  • Seek shade.
  • Wear sun protective clothing to cover the back, shoulders, arms and legs.
  • Wear a wide brimmed hat.
  • Apply a broad spectrum sunscreen with SPF of at least 50+ every two hours and after swimming or exercise.
  • Wear wraparound sunglasses.

Role of pharmacies
Emma Glassenbury, Head of SunSmart Victoria, says pharmacists and pharmacy assistants can play a significant role in educating patients about sun protection, skin cancer risks and the importance of regular skin checks.

“They can provide personalised recommendations for sun protection products based on individual skin types and lifestyles,” she said. “Pharmacists can guide patients on the correct application of sunscreens and the importance of other protective measures. They can also recommend tools like SunSmart’s free Global UV app to help people understand their daily UV exposure risks and when to use sun protection.

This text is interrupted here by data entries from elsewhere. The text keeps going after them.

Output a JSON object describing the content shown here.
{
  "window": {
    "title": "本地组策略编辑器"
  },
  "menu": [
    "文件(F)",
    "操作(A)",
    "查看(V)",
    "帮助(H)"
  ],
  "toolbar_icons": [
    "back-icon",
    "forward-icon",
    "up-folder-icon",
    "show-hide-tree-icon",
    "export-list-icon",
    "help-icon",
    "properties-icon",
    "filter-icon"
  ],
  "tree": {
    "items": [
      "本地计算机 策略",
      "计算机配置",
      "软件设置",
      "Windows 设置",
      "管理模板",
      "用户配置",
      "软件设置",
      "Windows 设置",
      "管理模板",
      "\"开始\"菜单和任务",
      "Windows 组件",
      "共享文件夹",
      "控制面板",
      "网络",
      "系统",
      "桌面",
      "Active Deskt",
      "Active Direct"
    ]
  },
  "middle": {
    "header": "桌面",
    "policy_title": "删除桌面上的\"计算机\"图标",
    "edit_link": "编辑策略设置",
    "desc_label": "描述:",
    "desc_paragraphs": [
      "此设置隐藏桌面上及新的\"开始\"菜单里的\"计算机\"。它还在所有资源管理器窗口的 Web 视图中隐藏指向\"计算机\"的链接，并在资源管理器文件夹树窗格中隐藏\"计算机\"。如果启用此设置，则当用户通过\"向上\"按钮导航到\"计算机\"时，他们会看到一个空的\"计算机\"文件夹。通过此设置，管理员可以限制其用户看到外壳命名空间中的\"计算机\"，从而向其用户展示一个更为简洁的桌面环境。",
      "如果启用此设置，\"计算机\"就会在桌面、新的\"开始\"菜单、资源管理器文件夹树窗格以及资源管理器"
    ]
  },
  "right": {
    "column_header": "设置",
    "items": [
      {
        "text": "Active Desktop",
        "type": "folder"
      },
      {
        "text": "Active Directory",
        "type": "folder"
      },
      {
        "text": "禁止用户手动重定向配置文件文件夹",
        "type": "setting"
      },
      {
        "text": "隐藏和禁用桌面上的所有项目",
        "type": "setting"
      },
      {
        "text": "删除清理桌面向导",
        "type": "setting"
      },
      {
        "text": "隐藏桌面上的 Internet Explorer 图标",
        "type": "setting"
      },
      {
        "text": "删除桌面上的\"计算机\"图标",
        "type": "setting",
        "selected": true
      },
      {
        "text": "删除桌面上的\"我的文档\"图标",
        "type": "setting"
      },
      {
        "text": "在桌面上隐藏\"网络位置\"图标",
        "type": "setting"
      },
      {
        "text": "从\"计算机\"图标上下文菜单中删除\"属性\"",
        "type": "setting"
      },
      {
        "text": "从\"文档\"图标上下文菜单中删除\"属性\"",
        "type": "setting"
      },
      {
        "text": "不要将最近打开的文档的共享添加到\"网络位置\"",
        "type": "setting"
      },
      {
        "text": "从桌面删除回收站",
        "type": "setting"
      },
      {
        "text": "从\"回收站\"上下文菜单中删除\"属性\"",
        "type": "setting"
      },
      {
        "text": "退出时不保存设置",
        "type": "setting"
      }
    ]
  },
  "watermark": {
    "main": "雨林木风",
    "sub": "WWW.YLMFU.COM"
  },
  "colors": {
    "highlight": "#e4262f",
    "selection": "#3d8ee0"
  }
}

“It’s important to remember that while sunscreen provides protection, people need to use all five forms of sun protection, such as covering clothing, a wide-brimmed hat, sunglasses, using sunscreen and seeking shade for optimum protection.

“We know the earlier skin cancer is found, the better our chances of treating it. If customers ask about sun protection, pharmacists can ask them if they check their skin and know what to look for. If customers share any concerning moles, spots, or changes to their skin, encourage them to book in with their GP as soon as possible. They can learn more about checking their skin on the SunSmart website.”

SunSmart Victoria recommends that pharmacists encourage customers to buy SPF50+ broad-spectrum and water-resistant sunscreen. Both chemical and mineral-based sunscreens can provide effective sun protection when used correctly.

Considering patient skin type and any allergies or sensitivities is advised when recommending sunscreens, says Dr Amy Chahal, a cosmetic doctor and founder of The Centre for Medical Aesthetics. She adds that pharmacists can explain the differences between physical (mineral) and chemical sunscreens.

“Chemical sunscreens contain chemical filters that absorb UV radiation and convert it into heat, which is then released from the skin,” she said. “[This is] generally lighter and easier to apply for everyday use, and less likely to leave a white cast on the skin.

“Mineral sunscreens contain active ingredients like zinc oxide or titanium dioxide, which create a physical barrier on the skin’s surface, reflecting and scattering UV radiation. These are suited to those with sensitive skin but are denser in texture and may leave a white cast on skin.”

For those who work outdoors, Dr Chahal suggests that sport- or outdoor-specific sunscreens, designed to withstand extended periods outdoors, are more durable and resistant to sweat and water.

She says it’s important to remind patients to use lip balms with sunscreens to also protect their lips from UV damage.

When it comes to medications, Dr Chahal says pharmacists should be aware of medications that may increase photosensitivity, and advise patients to take extra precautions when using these.

“Patients who express concern about their skin or request a skin check should be encouraged to consult a doctor for a thorough evaluation,” she said.

A GP, a skin cancer clinic or dermatologist can provide such a skin check.



By Tracey Cheung.

This article was first published in Retail Pharmacy Assistants Nov/ Dec e-magazine